▶ _PROMPT_
Look through the records below and copy each line that includes the word "price".

▶ _SUPPLIED RECORDS_
.....

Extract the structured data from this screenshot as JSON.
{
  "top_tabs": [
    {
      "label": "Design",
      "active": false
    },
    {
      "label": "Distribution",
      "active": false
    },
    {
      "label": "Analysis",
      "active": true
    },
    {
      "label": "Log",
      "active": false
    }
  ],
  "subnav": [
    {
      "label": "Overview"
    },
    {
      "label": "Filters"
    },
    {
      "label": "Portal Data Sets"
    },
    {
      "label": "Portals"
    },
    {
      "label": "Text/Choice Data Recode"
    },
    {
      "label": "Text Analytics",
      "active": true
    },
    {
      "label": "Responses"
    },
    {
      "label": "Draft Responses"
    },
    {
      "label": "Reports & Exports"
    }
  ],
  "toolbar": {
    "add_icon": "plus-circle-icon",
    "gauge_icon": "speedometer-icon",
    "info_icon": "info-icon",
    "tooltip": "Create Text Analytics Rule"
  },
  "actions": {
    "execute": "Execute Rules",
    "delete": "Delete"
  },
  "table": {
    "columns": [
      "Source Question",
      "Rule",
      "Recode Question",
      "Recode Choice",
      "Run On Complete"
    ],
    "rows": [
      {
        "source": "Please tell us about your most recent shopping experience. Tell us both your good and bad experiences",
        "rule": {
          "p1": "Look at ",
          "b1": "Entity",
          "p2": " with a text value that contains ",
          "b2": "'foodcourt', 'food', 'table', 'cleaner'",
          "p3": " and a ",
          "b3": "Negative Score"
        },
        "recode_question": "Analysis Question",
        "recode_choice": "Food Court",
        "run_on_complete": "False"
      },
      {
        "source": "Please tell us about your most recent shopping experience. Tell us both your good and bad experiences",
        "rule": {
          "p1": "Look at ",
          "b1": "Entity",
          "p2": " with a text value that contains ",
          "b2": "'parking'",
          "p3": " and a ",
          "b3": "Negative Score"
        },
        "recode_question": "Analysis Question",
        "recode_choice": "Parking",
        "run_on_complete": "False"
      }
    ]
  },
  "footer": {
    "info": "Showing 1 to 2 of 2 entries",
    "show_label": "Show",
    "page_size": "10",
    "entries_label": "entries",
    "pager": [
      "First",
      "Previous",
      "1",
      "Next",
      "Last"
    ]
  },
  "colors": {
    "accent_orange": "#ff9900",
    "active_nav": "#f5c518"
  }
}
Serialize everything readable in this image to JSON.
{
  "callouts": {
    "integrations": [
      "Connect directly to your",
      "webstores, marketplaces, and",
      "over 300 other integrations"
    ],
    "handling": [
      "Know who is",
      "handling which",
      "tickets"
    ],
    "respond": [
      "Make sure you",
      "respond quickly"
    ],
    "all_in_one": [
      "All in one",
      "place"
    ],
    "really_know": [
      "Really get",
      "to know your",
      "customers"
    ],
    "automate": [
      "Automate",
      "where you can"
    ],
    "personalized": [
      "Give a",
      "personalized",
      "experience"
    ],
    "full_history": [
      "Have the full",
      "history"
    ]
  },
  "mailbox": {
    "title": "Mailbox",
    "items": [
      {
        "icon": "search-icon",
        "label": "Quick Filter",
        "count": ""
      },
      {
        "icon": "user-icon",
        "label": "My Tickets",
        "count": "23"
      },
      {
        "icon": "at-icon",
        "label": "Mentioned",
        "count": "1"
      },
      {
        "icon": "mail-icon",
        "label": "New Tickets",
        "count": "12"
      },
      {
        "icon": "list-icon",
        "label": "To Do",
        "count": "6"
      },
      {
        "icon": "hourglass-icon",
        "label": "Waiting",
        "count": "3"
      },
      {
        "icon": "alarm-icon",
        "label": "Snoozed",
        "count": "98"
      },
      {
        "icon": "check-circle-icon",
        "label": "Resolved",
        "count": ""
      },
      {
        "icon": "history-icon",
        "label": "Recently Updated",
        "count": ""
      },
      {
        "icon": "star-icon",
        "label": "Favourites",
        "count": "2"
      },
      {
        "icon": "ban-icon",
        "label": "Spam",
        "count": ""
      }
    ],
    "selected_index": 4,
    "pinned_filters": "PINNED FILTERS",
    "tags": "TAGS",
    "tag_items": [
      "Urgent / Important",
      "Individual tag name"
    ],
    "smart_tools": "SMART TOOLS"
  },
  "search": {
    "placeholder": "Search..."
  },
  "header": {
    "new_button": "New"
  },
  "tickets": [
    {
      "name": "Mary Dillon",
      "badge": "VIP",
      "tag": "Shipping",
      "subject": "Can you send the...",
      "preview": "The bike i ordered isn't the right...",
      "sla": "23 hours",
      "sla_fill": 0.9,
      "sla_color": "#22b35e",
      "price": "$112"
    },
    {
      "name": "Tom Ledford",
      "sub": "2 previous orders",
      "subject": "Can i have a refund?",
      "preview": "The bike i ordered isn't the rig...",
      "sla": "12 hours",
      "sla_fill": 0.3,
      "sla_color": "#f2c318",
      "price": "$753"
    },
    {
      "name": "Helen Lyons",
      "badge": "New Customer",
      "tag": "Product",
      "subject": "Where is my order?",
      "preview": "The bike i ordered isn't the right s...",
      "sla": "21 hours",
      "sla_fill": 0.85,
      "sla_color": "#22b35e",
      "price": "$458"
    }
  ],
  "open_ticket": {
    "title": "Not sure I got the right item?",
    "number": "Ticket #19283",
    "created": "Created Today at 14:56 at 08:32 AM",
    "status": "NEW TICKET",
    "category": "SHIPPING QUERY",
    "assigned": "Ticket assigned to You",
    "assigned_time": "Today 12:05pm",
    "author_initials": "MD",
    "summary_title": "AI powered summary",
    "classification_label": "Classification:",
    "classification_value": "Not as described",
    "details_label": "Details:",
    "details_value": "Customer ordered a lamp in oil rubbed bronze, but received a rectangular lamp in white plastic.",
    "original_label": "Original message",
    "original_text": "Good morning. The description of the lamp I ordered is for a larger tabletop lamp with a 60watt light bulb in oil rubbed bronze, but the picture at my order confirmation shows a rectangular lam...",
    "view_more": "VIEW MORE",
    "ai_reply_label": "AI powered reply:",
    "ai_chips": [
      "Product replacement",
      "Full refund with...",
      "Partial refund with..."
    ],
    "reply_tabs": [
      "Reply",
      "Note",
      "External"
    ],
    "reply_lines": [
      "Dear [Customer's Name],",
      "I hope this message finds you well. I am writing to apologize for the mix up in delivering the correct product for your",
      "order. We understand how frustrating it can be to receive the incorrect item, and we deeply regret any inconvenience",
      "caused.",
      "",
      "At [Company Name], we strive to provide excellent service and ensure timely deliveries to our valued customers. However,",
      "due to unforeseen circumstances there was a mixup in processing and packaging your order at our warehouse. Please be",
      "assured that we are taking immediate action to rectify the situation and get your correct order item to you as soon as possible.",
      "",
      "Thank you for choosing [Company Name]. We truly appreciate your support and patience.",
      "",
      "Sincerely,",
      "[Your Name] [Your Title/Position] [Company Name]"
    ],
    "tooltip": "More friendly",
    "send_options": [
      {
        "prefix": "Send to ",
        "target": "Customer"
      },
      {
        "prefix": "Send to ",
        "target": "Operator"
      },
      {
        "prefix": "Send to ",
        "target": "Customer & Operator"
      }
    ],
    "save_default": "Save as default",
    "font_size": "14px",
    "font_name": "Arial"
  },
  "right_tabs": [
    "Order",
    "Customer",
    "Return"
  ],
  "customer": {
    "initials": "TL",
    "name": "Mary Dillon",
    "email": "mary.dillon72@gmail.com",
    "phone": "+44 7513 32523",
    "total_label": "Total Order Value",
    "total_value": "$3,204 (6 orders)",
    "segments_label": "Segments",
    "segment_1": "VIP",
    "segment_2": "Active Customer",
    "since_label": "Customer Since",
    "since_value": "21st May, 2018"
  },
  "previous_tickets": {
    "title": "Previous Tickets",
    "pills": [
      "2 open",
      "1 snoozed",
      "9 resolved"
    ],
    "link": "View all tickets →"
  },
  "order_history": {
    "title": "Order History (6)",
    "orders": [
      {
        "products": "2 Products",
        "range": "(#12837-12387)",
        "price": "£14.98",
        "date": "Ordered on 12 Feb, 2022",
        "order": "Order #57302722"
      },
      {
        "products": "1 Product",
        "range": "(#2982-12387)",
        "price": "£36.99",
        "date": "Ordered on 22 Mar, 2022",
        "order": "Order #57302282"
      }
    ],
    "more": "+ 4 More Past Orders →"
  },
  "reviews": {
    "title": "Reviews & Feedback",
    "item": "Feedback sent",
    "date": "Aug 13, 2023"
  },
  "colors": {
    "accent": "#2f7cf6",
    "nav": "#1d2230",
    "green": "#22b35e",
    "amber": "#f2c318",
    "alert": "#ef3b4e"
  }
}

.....

▶ _FINAL ANSWER_
      "price": "$112"
      "price": "$753"
      "price": "$458"
        "price": "£14.98",
        "price": "£36.99",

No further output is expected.